One example is the purported local opposition to running transit on existing streets, rather than in highway medians or on expensive new viaducts. The governor’s office has said that “community opposition” to on-street bus rapid transit precludes the construction of more affordable BRT options. But Westchester County Executive Rob Astorino explicitly endorsed on-street BRT on the Brian Lehrer Show yesterday. A spokesperson even offered a favored route. “Community opposition,” it seems, is just one more excuse not to pursue Tappan Zee transit.

Though the Cuomo administration has repeatedly invoked a $5 billion price tag for building a 30-mile BRT corridor, much cheaper options are available. The governor’s figure includes billions of dollars in highway improvements, many of which are unrelated to transit, and studies only an infrastructure-intensive plan to run BRT on a brand-new elevated busway.

Last month, Streetsblog asked the governor’s office why the state wasn’t looking at more cost-effective alternatives, including running buses on existing roads on the Westchester side of the bridge. The cheapest option, said Cuomo spokesperson Matt Wing, “proposed having the bus travel through regular streets in Westchester, taking away lanes from cars, with some extra space added in certain areas where the streets weren’t wide enough. Westchester county and the local communities strongly opposed this option.” Wing later added that many locals had feared that putting transit on existing surface streets would cause too much congestion.

But on yesterday’s radio interview, Astorino contradicted the Cuomo administration’s assumptions. “What we’re asking for is the basics,” the county executive said. “Using sensors, using traffic lights the right way, using dedicated lanes in and out of existing roadways.”

Streetsblog confirmed with Astorino spokesperson Phil Oliva that the county was open to using its existing roadways, particularly Route 119, for a new BRT system.

When the state was pursuing Tappan Zee transit, it identified Route 119 as the best on-street route from Tarrytown to White Plains and had begun to generate a detailed, block-by-block alignment. That option, which still included road widenings and even new viaducts in a few locations, would have cost about $1 billion if it extended all the way to Port Chester. Built out to only White Plains, as Astorino proposed, and without the most expensive infrastructure, it could cost significantly less.
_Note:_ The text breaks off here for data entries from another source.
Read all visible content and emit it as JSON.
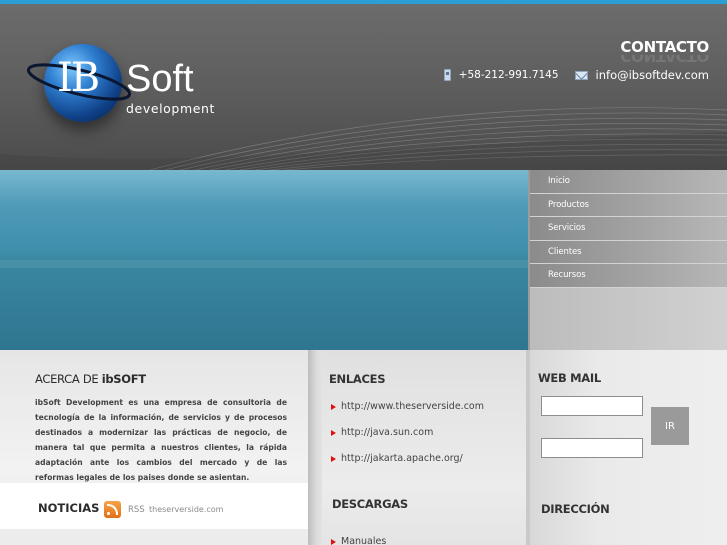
{
  "header": {
    "logo": {
      "ib": "IB",
      "soft": "Soft",
      "development": "development"
    },
    "contact": {
      "title": "CONTACTO",
      "phone": "+58-212-991.7145",
      "email": "info@ibsoftdev.com"
    }
  },
  "nav": {
    "items": [
      {
        "label": "Inicio"
      },
      {
        "label": "Productos"
      },
      {
        "label": "Servicios"
      },
      {
        "label": "Clientes"
      },
      {
        "label": "Recursos"
      }
    ]
  },
  "acerca": {
    "title_prefix": "ACERCA DE ",
    "title_brand": "ibSOFT",
    "text": "ibSoft Development es una empresa de consultoria de tecnología de la información, de servicios y de procesos destinados a modernizar las prácticas de negocio, de manera tal que permita a nuestros clientes, la rápida adaptación ante los cambios del mercado y de las reformas legales de los paises donde se asientan."
  },
  "noticias": {
    "title": "NOTICIAS",
    "rss_label": "RSS",
    "source": "theserverside.com"
  },
  "enlaces": {
    "title": "ENLACES",
    "links": [
      {
        "label": "http://www.theserverside.com"
      },
      {
        "label": "http://java.sun.com"
      },
      {
        "label": "http://jakarta.apache.org/"
      }
    ]
  },
  "descargas": {
    "title": "DESCARGAS",
    "items": [
      {
        "label": "Manuales"
      }
    ]
  },
  "webmail": {
    "title": "WEB MAIL",
    "button_label": "IR",
    "user_value": "",
    "password_value": ""
  },
  "direccion": {
    "title": "DIRECCIÓN"
  },
  "colors": {
    "accent_line": "#2a9fd6",
    "header_bg": "#5c5c5c",
    "banner_blue": "#3f8eab",
    "link_arrow": "#e01010"
  },
  "icons": {
    "phone": "phone-icon",
    "mail": "mail-icon",
    "rss": "rss-icon",
    "link_bullet": "arrow-right-icon"
  }
}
No one ever said building a new rapid transit system for the Hudson Valley would be easy. But the Cuomo administration apparently wants it to be much harder than it really is.